■ Work to be completed:
Print every record exactly, omitting all pictures.

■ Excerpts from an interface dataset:
--------------------------------------------------
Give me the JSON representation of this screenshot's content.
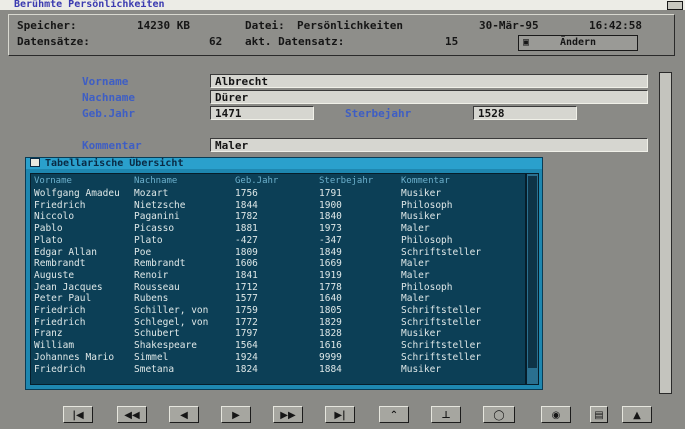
{
  "window": {
    "title": "Berühmte Persönlichkeiten"
  },
  "status": {
    "speicher_label": "Speicher:",
    "speicher_value": "14230 KB",
    "datei_label": "Datei:",
    "datei_value": "Persönlichkeiten",
    "date": "30-Mär-95",
    "time": "16:42:58",
    "datensaetze_label": "Datensätze:",
    "datensaetze_value": "62",
    "akt_label": "akt. Datensatz:",
    "akt_value": "15",
    "aendern_label": "Ändern"
  },
  "form": {
    "vorname_label": "Vorname",
    "vorname_value": "Albrecht",
    "nachname_label": "Nachname",
    "nachname_value": "Dürer",
    "geb_label": "Geb.Jahr",
    "geb_value": "1471",
    "sterbe_label": "Sterbejahr",
    "sterbe_value": "1528",
    "kommentar_label": "Kommentar",
    "kommentar_value": "Maler"
  },
  "table": {
    "title": "Tabellarische Übersicht",
    "columns": [
      "Vorname",
      "Nachname",
      "Geb.Jahr",
      "Sterbejahr",
      "Kommentar"
    ],
    "rows": [
      [
        "Wolfgang Amadeu",
        "Mozart",
        "1756",
        "1791",
        "Musiker"
      ],
      [
        "Friedrich",
        "Nietzsche",
        "1844",
        "1900",
        "Philosoph"
      ],
      [
        "Niccolo",
        "Paganini",
        "1782",
        "1840",
        "Musiker"
      ],
      [
        "Pablo",
        "Picasso",
        "1881",
        "1973",
        "Maler"
      ],
      [
        "Plato",
        "Plato",
        "-427",
        "-347",
        "Philosoph"
      ],
      [
        "Edgar Allan",
        "Poe",
        "1809",
        "1849",
        "Schriftsteller"
      ],
      [
        "Rembrandt",
        "Rembrandt",
        "1606",
        "1669",
        "Maler"
      ],
      [
        "Auguste",
        "Renoir",
        "1841",
        "1919",
        "Maler"
      ],
      [
        "Jean Jacques",
        "Rousseau",
        "1712",
        "1778",
        "Philosoph"
      ],
      [
        "Peter Paul",
        "Rubens",
        "1577",
        "1640",
        "Maler"
      ],
      [
        "Friedrich",
        "Schiller, von",
        "1759",
        "1805",
        "Schriftsteller"
      ],
      [
        "Friedrich",
        "Schlegel, von",
        "1772",
        "1829",
        "Schriftsteller"
      ],
      [
        "Franz",
        "Schubert",
        "1797",
        "1828",
        "Musiker"
      ],
      [
        "William",
        "Shakespeare",
        "1564",
        "1616",
        "Schriftsteller"
      ],
      [
        "Johannes Mario",
        "Simmel",
        "1924",
        "9999",
        "Schriftsteller"
      ],
      [
        "Friedrich",
        "Smetana",
        "1824",
        "1884",
        "Musiker"
      ]
    ]
  },
  "toolbar": {
    "buttons": [
      {
        "icon": "first-record-icon",
        "glyph": "|◀"
      },
      {
        "icon": "rewind-icon",
        "glyph": "◀◀"
      },
      {
        "icon": "previous-record-icon",
        "glyph": "◀"
      },
      {
        "icon": "next-record-icon",
        "glyph": "▶"
      },
      {
        "icon": "fast-forward-icon",
        "glyph": "▶▶"
      },
      {
        "icon": "last-record-icon",
        "glyph": "▶|"
      },
      {
        "icon": "insert-record-icon",
        "glyph": "⌃"
      },
      {
        "icon": "delete-record-icon",
        "glyph": "⊥"
      },
      {
        "icon": "search-oval-icon",
        "glyph": "◯"
      },
      {
        "icon": "view-eye-icon",
        "glyph": "◉"
      },
      {
        "icon": "print-icon",
        "glyph": "▤"
      },
      {
        "icon": "up-arrow-icon",
        "glyph": "▲"
      }
    ]
  }
}
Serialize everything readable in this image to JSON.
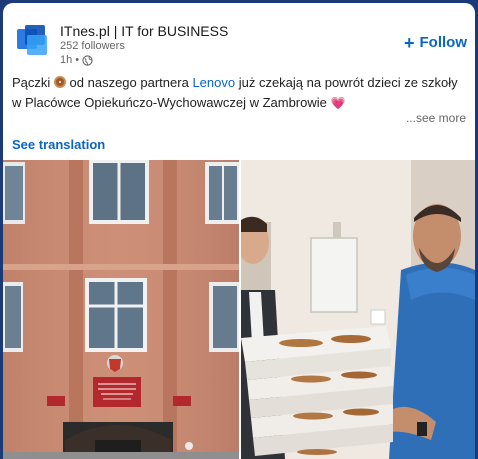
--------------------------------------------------
■ Response area:
Give me the JSON representation of this screenshot's content.
{
  "window": {
    "title": "Berühmte Persönlichkeiten"
  },
  "status": {
    "speicher_label": "Speicher:",
    "speicher_value": "14230 KB",
    "datei_label": "Datei:",
    "datei_value": "Persönlichkeiten",
    "date": "30-Mär-95",
    "time": "16:42:58",
    "datensaetze_label": "Datensätze:",
    "datensaetze_value": "62",
    "akt_label": "akt. Datensatz:",
    "akt_value": "15",
    "aendern_label": "Ändern"
  },
  "form": {
    "vorname_label": "Vorname",
    "vorname_value": "Albrecht",
    "nachname_label": "Nachname",
    "nachname_value": "Dürer",
    "geb_label": "Geb.Jahr",
    "geb_value": "1471",
    "sterbe_label": "Sterbejahr",
    "sterbe_value": "1528",
    "kommentar_label": "Kommentar",
    "kommentar_value": "Maler"
  },
  "table": {
    "title": "Tabellarische Übersicht",
    "columns": [
      "Vorname",
      "Nachname",
      "Geb.Jahr",
      "Sterbejahr",
      "Kommentar"
    ],
    "rows": [
      [
        "Wolfgang Amadeu",
        "Mozart",
        "1756",
        "1791",
        "Musiker"
      ],
      [
        "Friedrich",
        "Nietzsche",
        "1844",
        "1900",
        "Philosoph"
      ],
      [
        "Niccolo",
        "Paganini",
        "1782",
        "1840",
        "Musiker"
      ],
      [
        "Pablo",
        "Picasso",
        "1881",
        "1973",
        "Maler"
      ],
      [
        "Plato",
        "Plato",
        "-427",
        "-347",
        "Philosoph"
      ],
      [
        "Edgar Allan",
        "Poe",
        "1809",
        "1849",
        "Schriftsteller"
      ],
      [
        "Rembrandt",
        "Rembrandt",
        "1606",
        "1669",
        "Maler"
      ],
      [
        "Auguste",
        "Renoir",
        "1841",
        "1919",
        "Maler"
      ],
      [
        "Jean Jacques",
        "Rousseau",
        "1712",
        "1778",
        "Philosoph"
      ],
      [
        "Peter Paul",
        "Rubens",
        "1577",
        "1640",
        "Maler"
      ],
      [
        "Friedrich",
        "Schiller, von",
        "1759",
        "1805",
        "Schriftsteller"
      ],
      [
        "Friedrich",
        "Schlegel, von",
        "1772",
        "1829",
        "Schriftsteller"
      ],
      [
        "Franz",
        "Schubert",
        "1797",
        "1828",
        "Musiker"
      ],
      [
        "William",
        "Shakespeare",
        "1564",
        "1616",
        "Schriftsteller"
      ],
      [
        "Johannes Mario",
        "Simmel",
        "1924",
        "9999",
        "Schriftsteller"
      ],
      [
        "Friedrich",
        "Smetana",
        "1824",
        "1884",
        "Musiker"
      ]
    ]
  },
  "toolbar": {
    "buttons": [
      {
        "icon": "first-record-icon",
        "glyph": "|◀"
      },
      {
        "icon": "rewind-icon",
        "glyph": "◀◀"
      },
      {
        "icon": "previous-record-icon",
        "glyph": "◀"
      },
      {
        "icon": "next-record-icon",
        "glyph": "▶"
      },
      {
        "icon": "fast-forward-icon",
        "glyph": "▶▶"
      },
      {
        "icon": "last-record-icon",
        "glyph": "▶|"
      },
      {
        "icon": "insert-record-icon",
        "glyph": "⌃"
      },
      {
        "icon": "delete-record-icon",
        "glyph": "⊥"
      },
      {
        "icon": "search-oval-icon",
        "glyph": "◯"
      },
      {
        "icon": "view-eye-icon",
        "glyph": "◉"
      },
      {
        "icon": "print-icon",
        "glyph": "▤"
      },
      {
        "icon": "up-arrow-icon",
        "glyph": "▲"
      }
    ]
  }
}
Serialize everything readable in this image to JSON.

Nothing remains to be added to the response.